The Importance of Early Detection in Alabama Rot Cases

Alabama rot, also known as cutaneous and renal glomerular vasculopathy (CRGV), is a serious and often deadly disease that affects dogs. The disease is characterised by skin lesions and kidney failure, and it can be difficult to diagnose and treat. However, early detection is crucial for the survival and recovery of potentially affected dogs.

Early detection is incredibly important in the early detection of Alabama rot cases

Challenges in Diagnosing Alabama Rot

One of the key challenges in dealing with Alabama rot is that the disease can be difficult to diagnose in its early stages and confirmation of disease requires post-mortem. Symptoms can include skin lesions, vomiting, and lethargy, but these symptoms can also be caused by other conditions. In addition, the disease can progress rapidly, making it essential to detect a potential case as early as possible.

Importance of Alabama Rot Early Detection

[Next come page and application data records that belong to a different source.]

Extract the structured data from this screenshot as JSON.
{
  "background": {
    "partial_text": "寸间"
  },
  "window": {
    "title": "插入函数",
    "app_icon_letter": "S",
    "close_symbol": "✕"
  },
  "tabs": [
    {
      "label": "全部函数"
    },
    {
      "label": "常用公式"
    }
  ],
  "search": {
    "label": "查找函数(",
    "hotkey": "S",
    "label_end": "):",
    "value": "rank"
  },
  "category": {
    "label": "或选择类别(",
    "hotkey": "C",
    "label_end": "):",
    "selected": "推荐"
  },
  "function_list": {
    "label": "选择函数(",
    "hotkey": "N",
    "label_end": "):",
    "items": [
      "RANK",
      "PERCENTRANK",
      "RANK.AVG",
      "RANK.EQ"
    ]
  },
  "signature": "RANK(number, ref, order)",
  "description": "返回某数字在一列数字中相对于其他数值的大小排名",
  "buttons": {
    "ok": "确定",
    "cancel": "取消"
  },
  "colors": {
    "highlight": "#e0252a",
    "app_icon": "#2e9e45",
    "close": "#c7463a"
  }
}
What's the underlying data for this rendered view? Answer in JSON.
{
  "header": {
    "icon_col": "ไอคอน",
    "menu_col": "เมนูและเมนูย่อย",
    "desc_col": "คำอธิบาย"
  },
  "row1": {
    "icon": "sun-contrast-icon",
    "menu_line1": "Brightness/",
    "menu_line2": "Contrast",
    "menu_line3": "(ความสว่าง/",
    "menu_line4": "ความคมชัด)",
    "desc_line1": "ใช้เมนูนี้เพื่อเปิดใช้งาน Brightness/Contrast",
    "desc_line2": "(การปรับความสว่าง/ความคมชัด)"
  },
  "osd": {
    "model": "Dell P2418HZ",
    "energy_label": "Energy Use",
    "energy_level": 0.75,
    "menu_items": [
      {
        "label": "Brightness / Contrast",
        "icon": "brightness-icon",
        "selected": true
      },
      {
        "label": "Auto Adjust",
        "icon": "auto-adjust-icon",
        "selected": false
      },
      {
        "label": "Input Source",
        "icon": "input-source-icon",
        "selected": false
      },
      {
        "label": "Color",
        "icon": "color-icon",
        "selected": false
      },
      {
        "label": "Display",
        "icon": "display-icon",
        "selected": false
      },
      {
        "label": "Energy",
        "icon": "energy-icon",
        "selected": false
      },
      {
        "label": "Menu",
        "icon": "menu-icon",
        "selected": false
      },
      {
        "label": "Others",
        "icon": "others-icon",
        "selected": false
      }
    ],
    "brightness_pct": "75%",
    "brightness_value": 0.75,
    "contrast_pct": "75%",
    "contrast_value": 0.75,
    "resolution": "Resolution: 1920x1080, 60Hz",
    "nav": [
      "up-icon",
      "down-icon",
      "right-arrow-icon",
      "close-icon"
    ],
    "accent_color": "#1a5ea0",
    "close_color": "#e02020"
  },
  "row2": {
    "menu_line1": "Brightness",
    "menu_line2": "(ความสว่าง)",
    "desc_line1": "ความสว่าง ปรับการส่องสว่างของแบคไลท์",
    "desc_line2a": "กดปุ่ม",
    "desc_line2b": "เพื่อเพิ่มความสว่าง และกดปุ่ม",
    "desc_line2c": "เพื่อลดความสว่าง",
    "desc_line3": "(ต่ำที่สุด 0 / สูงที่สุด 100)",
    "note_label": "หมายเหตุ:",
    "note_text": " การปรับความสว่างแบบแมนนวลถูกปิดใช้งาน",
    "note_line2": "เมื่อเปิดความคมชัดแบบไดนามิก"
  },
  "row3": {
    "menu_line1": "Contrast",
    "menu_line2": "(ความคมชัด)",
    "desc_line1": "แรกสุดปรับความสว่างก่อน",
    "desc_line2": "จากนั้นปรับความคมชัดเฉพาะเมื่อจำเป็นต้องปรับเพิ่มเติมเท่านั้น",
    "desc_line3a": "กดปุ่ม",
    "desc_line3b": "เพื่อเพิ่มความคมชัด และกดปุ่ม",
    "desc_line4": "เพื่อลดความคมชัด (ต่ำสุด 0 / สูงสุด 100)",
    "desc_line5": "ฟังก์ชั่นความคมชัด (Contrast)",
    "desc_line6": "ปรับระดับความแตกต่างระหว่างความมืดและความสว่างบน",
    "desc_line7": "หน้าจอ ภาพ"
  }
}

Early detection can be achieved through regular veterinary check-ups and by being aware of the symptoms of Alabama rot. If a dog shows any signs of the disease, it is important to take them to a veterinarian as soon as possible. A veterinarian will be able to conduct a physical examination, take blood and urine samples, and perform other tests to determine the likelihood that the dog may have Alabama rot. Early detection often requires re-assessment every 1-2 days over a two week period, monitoring for the development of kidney damage.

Alabama Rot Treatment Options

If a dog is diagnosed with suspected Alabama rot, treatment options will depend on the severity of the disease. Intensive therapy for kidney injury is recommended, ideally in a hospital environment. In severe cases of kidney injury, treatment options can become limited and the prognosis is often poor.

Possible Prevention of CRGV

The cause of Alabama Rot is currently not known. Therefore, specific preventative measures have not been identified. It is known that cases have been generally associated with woodland and increasing rainfall in winter and spring. Therefore, measures such as washing mud off dogs after walks and potentially being more cautious of wet, muddy, wooded areas are reasonable suggestions. However, whilst an environmental trigger is possible, no specific cause has currently been confirmed.

Contact Your Local Veterinary Specialist

Early detection of Alabama rot is crucial for the potential survival and recovery of affected dogs. Being aware of the symptoms of the disease and seeking veterinary attention can help in early detection. If a dog is diagnosed with Alabama rot, treatment  for kidney injury will be required. More information can be found in our FAQs.